### [Records for this task]
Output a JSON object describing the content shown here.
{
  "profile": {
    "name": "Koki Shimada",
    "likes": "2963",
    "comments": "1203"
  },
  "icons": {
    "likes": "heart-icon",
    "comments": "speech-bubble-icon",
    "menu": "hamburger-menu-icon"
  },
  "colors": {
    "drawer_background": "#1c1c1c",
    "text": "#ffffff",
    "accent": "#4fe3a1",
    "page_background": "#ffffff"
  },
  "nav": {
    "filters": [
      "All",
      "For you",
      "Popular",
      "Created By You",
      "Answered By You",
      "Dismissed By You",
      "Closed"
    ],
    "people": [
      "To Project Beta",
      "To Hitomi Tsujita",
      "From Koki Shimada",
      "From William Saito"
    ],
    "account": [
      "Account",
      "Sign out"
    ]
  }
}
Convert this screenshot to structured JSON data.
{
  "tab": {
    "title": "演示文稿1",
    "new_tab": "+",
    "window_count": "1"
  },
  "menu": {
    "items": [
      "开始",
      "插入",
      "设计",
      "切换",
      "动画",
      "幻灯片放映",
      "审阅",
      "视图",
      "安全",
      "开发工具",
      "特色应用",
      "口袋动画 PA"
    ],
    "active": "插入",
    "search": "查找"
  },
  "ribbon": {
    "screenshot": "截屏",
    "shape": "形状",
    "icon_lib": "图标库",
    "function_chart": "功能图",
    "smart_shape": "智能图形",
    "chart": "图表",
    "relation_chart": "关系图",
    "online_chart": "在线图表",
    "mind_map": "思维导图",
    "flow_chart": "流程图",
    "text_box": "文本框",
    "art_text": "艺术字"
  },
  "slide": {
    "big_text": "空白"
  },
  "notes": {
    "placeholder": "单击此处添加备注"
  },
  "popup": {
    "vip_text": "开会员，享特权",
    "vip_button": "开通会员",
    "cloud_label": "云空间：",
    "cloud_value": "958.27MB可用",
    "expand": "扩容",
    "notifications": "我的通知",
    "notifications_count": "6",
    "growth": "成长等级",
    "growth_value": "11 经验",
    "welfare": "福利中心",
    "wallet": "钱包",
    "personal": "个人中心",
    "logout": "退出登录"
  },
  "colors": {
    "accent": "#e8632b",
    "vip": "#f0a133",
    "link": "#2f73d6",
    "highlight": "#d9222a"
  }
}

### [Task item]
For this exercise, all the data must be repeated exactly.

### [Result of the exercise]
Output a JSON object describing the content shown here.
{
  "profile": {
    "name": "Koki Shimada",
    "likes": "2963",
    "comments": "1203"
  },
  "icons": {
    "likes": "heart-icon",
    "comments": "speech-bubble-icon",
    "menu": "hamburger-menu-icon"
  },
  "colors": {
    "drawer_background": "#1c1c1c",
    "text": "#ffffff",
    "accent": "#4fe3a1",
    "page_background": "#ffffff"
  },
  "nav": {
    "filters": [
      "All",
      "For you",
      "Popular",
      "Created By You",
      "Answered By You",
      "Dismissed By You",
      "Closed"
    ],
    "people": [
      "To Project Beta",
      "To Hitomi Tsujita",
      "From Koki Shimada",
      "From William Saito"
    ],
    "account": [
      "Account",
      "Sign out"
    ]
  }
}
Convert this screenshot to structured JSON data.
{
  "tab": {
    "title": "演示文稿1",
    "new_tab": "+",
    "window_count": "1"
  },
  "menu": {
    "items": [
      "开始",
      "插入",
      "设计",
      "切换",
      "动画",
      "幻灯片放映",
      "审阅",
      "视图",
      "安全",
      "开发工具",
      "特色应用",
      "口袋动画 PA"
    ],
    "active": "插入",
    "search": "查找"
  },
  "ribbon": {
    "screenshot": "截屏",
    "shape": "形状",
    "icon_lib": "图标库",
    "function_chart": "功能图",
    "smart_shape": "智能图形",
    "chart": "图表",
    "relation_chart": "关系图",
    "online_chart": "在线图表",
    "mind_map": "思维导图",
    "flow_chart": "流程图",
    "text_box": "文本框",
    "art_text": "艺术字"
  },
  "slide": {
    "big_text": "空白"
  },
  "notes": {
    "placeholder": "单击此处添加备注"
  },
  "popup": {
    "vip_text": "开会员，享特权",
    "vip_button": "开通会员",
    "cloud_label": "云空间：",
    "cloud_value": "958.27MB可用",
    "expand": "扩容",
    "notifications": "我的通知",
    "notifications_count": "6",
    "growth": "成长等级",
    "growth_value": "11 经验",
    "welfare": "福利中心",
    "wallet": "钱包",
    "personal": "个人中心",
    "logout": "退出登录"
  },
  "colors": {
    "accent": "#e8632b",
    "vip": "#f0a133",
    "link": "#2f73d6",
    "highlight": "#d9222a"
  }
}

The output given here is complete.